While I was in Fort Wayne two weekends ago, I retraced the very path that my grandparents and I used to take for cheese and doughnuts.
After crossing Third Street over to Wells Street, we would walk down the sidewalk - past 2nd Street, past 1st Street - and we would come across Richard's Bakery.
How to describe the baking smell coming from Richard's Bakery? I'm not eloquent enough - that's for sure. Let's just say - this place was in competition for best smell ever (with the bread people).
We would walk past the building (no, let's stop!) because grandpa said that glazed twisties would ruin our cheese sampling abilities.
We would round the corner and there would be the building that housed The Mouse House.
The Mouse House was the very last shop on this strip. The very last shop before you'd get ready to cross the old Wells Street Bridge.
We would walk in, and my grandparents would always be greeted by their names.
Wayne. Irene. How are you this fine spring morning?
I wasn't sure how they knew the folks who ran The Mouse House. I just know that every time we went in there, we were greeted like old friends. After sampling various cheese, we would walk out with at least one round of colby and a slab of another, unknown (to me) cheese.
We would walk back to Richard's Bakery and again - I would be greeted with that heavenly - please never leave me smell.
Again, my grandparents would be greeted by their first names. While I would stick my nose against the see through glass display mmmmm - doughnuts...mmmmm - pastries..... they would chit chat about everything and anything.
My grandpa would get his cake doughnut. I always got the glazed twisties. My grandma would get something with a filling in it.
The walk home always seemed longer than the walk there. Just cause I wanted to eat my doughnut - right there!

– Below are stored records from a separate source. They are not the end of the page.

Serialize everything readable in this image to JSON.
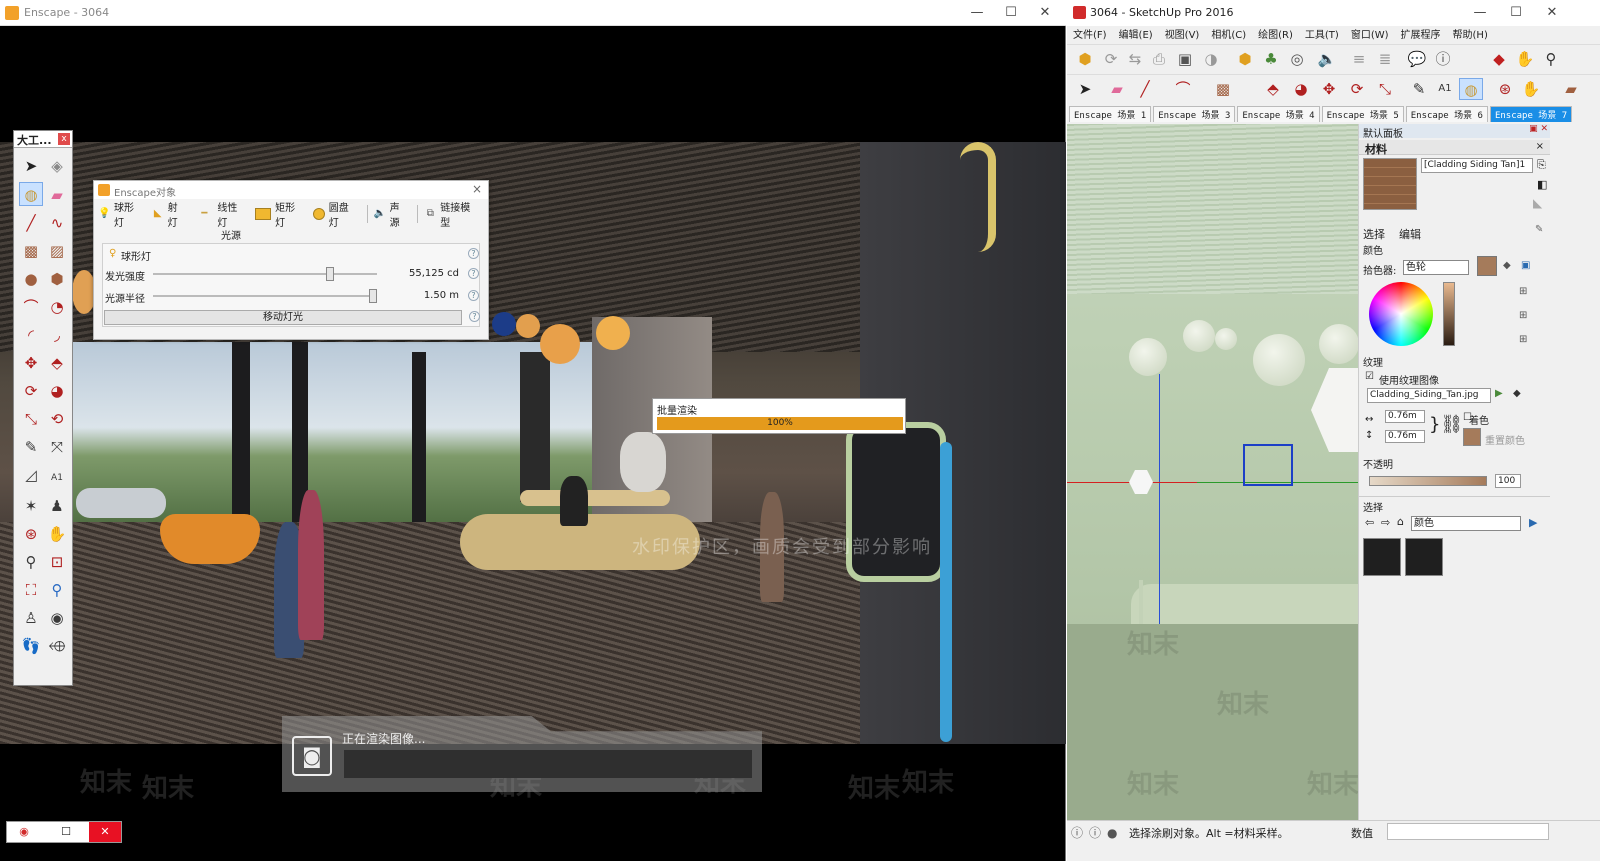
{
  "enscape": {
    "title": "Enscape - 3064",
    "window_controls": {
      "minimize": "—",
      "maximize": "☐",
      "close": "✕"
    },
    "tool_palette": {
      "title": "大工...",
      "close": "x",
      "tools": [
        "select",
        "component",
        "paint-bucket",
        "eraser",
        "pencil",
        "freehand",
        "rectangle",
        "rotated-rect",
        "circle",
        "polygon",
        "arc",
        "pie",
        "arc2",
        "arc3",
        "move",
        "push-pull",
        "rotate",
        "follow-me",
        "scale",
        "offset",
        "tape-measure",
        "dimension",
        "protractor",
        "text",
        "axes",
        "3d-text",
        "orbit",
        "pan",
        "zoom",
        "zoom-window",
        "zoom-extents",
        "previous",
        "walk",
        "look-around",
        "position-camera",
        "section-plane"
      ]
    },
    "objects_dialog": {
      "title": "Enscape对象",
      "close": "×",
      "light_types": [
        {
          "icon": "bulb-icon",
          "label": "球形灯"
        },
        {
          "icon": "spotlight-icon",
          "label": "射灯"
        },
        {
          "icon": "line-light-icon",
          "label": "线性灯"
        },
        {
          "icon": "rect-light-icon",
          "label": "矩形灯"
        },
        {
          "icon": "disk-light-icon",
          "label": "圆盘灯"
        },
        {
          "icon": "speaker-icon",
          "label": "声源"
        },
        {
          "icon": "link-model-icon",
          "label": "链接模型"
        }
      ],
      "section": "光源",
      "selected_type": "球形灯",
      "intensity": {
        "label": "发光强度",
        "value": "55,125 cd",
        "fraction": 0.79
      },
      "radius": {
        "label": "光源半径",
        "value": "1.50 m",
        "fraction": 0.98
      },
      "move_button": "移动灯光",
      "help": "?"
    },
    "watermark": "水印保护区，画质会受到部分影响",
    "watermark_logo": "知末",
    "batch_render": {
      "title": "批量渲染",
      "progress_text": "100%",
      "progress": 1.0
    },
    "render_overlay": {
      "message": "正在渲染图像...",
      "icon": "camera-icon"
    },
    "taskbar": {
      "icon": "enscape-icon",
      "restore": "☐",
      "close": "✕"
    }
  },
  "sketchup": {
    "title": "3064 - SketchUp Pro 2016",
    "window_controls": {
      "minimize": "—",
      "maximize": "☐",
      "close": "✕"
    },
    "menu": [
      "文件(F)",
      "编辑(E)",
      "视图(V)",
      "相机(C)",
      "绘图(R)",
      "工具(T)",
      "窗口(W)",
      "扩展程序",
      "帮助(H)"
    ],
    "scene_tabs": [
      "Enscape 场景 1",
      "Enscape 场景 3",
      "Enscape 场景 4",
      "Enscape 场景 5",
      "Enscape 场景 6",
      "Enscape 场景 7"
    ],
    "active_scene": 5,
    "tray": {
      "title": "默认面板",
      "materials_title": "材料",
      "material_name": "[Cladding Siding Tan]1",
      "tab_select": "选择",
      "tab_edit": "编辑",
      "color_label": "颜色",
      "picker_label": "拾色器:",
      "picker_value": "色轮",
      "texture_label": "纹理",
      "use_texture": "使用纹理图像",
      "texture_file": "Cladding_Siding_Tan.jpg",
      "width": "0.76m",
      "height": "0.76m",
      "colorize": "着色",
      "reset_color": "重置颜色",
      "opacity_label": "不透明",
      "opacity_value": "100",
      "select_section": "选择",
      "select_dropdown": "颜色",
      "swatch_color": "#a57b5b"
    },
    "status": {
      "message": "选择涂刷对象。Alt =材料采样。",
      "value_label": "数值",
      "value": ""
    }
  }
}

To distract myself, I chatted. (Chatting = forgetting the glaze part of the twistie - but only momentarily).
Me: How come we always walk down to the bakery and the cheese shop to get doughnuts and cheese? It's easier if we just pick up this stuff when we shop at the grocery store.
Grandma: Well because Krissie. These are honest folks, trying to make a living for themselves and their families. They put their heart into what they sell and I know that they wouldn't sell us anything that they wouldn't want their own families to have.
Grandpa: Not exactly. I think what your grandma is trying to say is that we think it is important to patronize local establishments - family owned businesses. Many years ago, before you were born, that used to be the way of life. Bakeries, and cheese shops, and drug stores, and shoe stores...they all used to be owned and run by the families who lived in the community. Back then, everybody knew everybody and that's the way it was. When we moved to this neighborhood and we saw that there were some of these places close by, we made sure to visit them and give them our business.
Me: How come not more of these places exist?
Grandpa: Everybody is in a hurry these days. They want everything now, without waiting. These shopping centers popped up with national chains and people drive out to get what they want. Most family businesses don't stock up what you'd find in K-Mart and Murphy's.
Me: Well grandpa, we're only in a hurry because there's so many things we have to do!
Grandpa: When you get older, you might see things differently...